It will have little time for any Monday morning blues as it starts an unprecedented mission to orbit and land on the comet Churyumov – Gerasimenko.

Rosetta began its voyage when it was launched aboard an Ariane 5 rocket in 2004 and was deliberately powered down three years ago in readiness for this mission.

It is the first time a spacecraft will rendezvous with a comet and then track its journey.

“The biggest challenge is on the spacecraft itself as to stop the rotation, to stop the hibernation, to regain knowledge of where it is, where it is pointing and actually drive itself and the antenna to point to the earth and only then can we get the signal and see that it is back,” explained Andrea Accomazzo ESA Spacecraft Operations Manager.

Rosetta has on board a lander called Philae. It should approach the comet in May and fire a couple harpoons into it so it doesn’t bounce away.

Scientists hope the mission will provide more clues about how the solar system came into existence.

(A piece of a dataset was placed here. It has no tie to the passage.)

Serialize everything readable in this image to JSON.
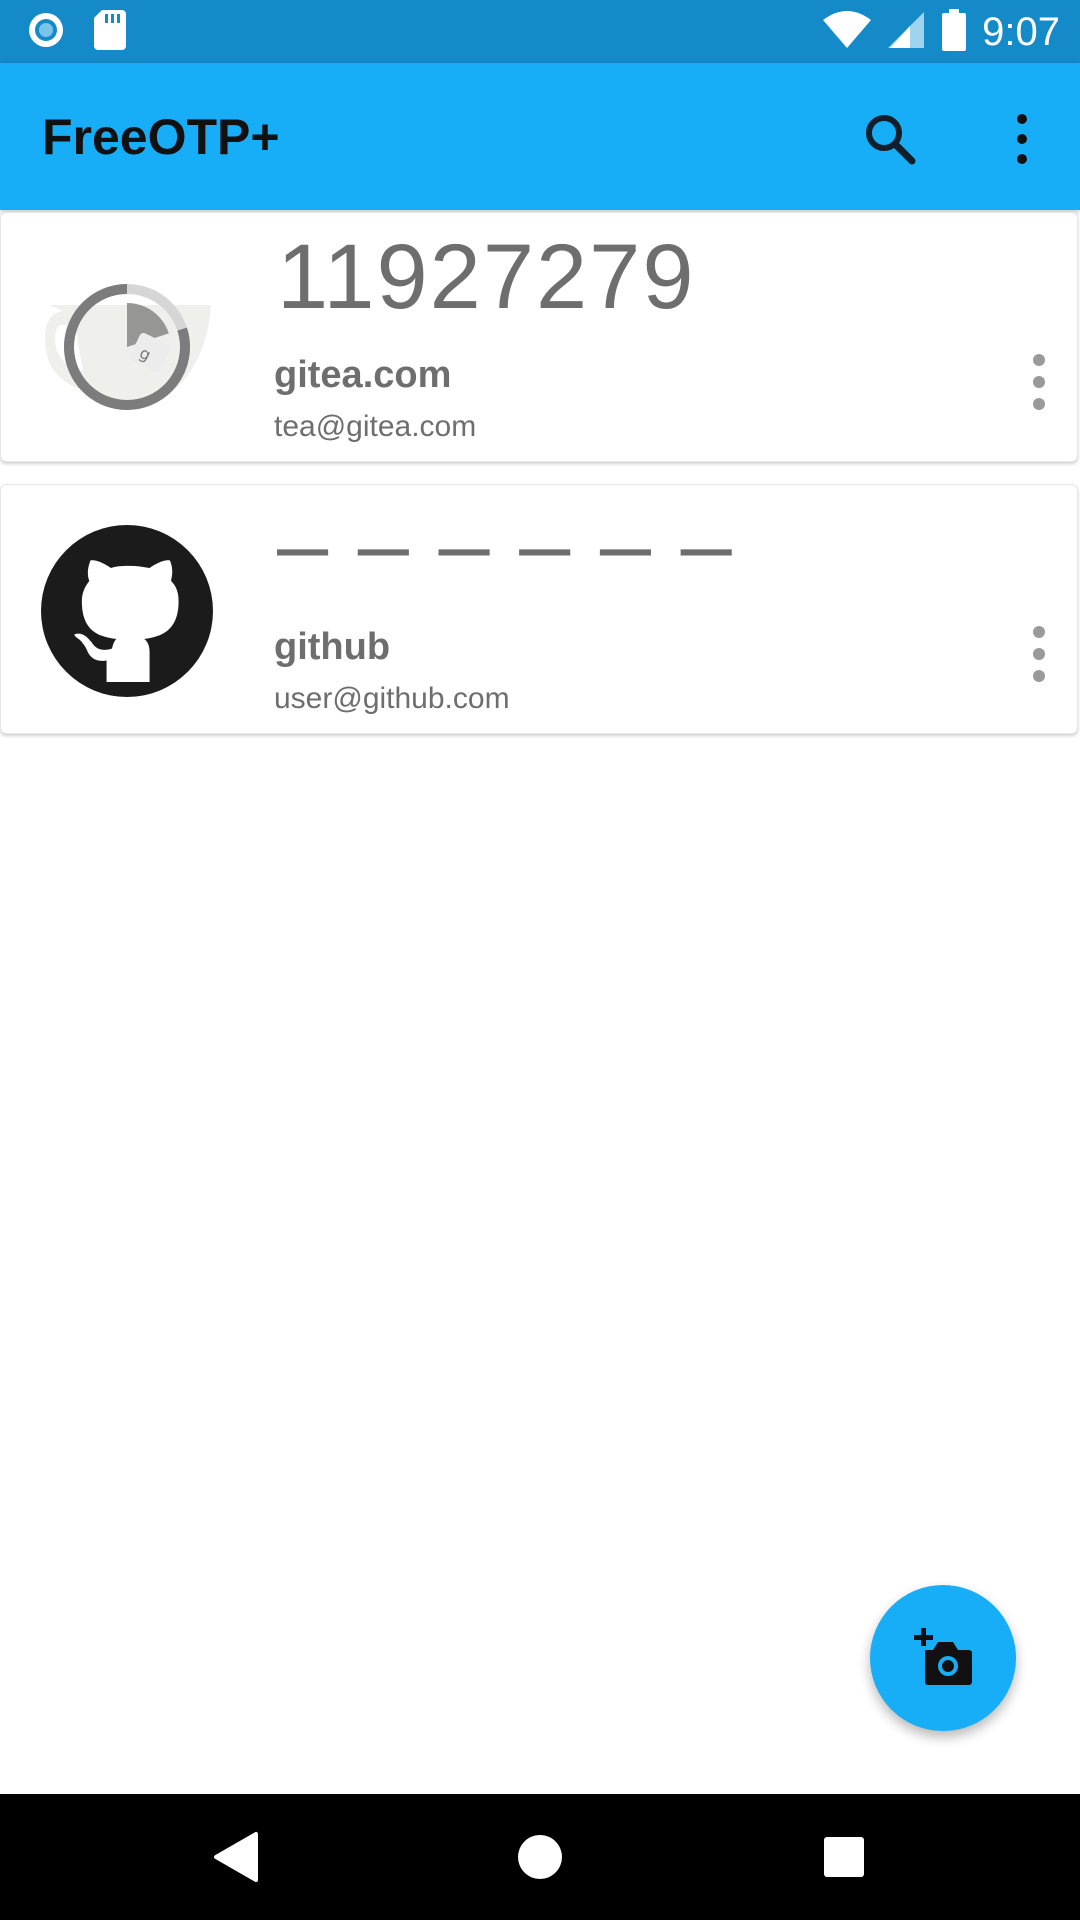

The spacecraft will spend more than a year studying the comet at close range.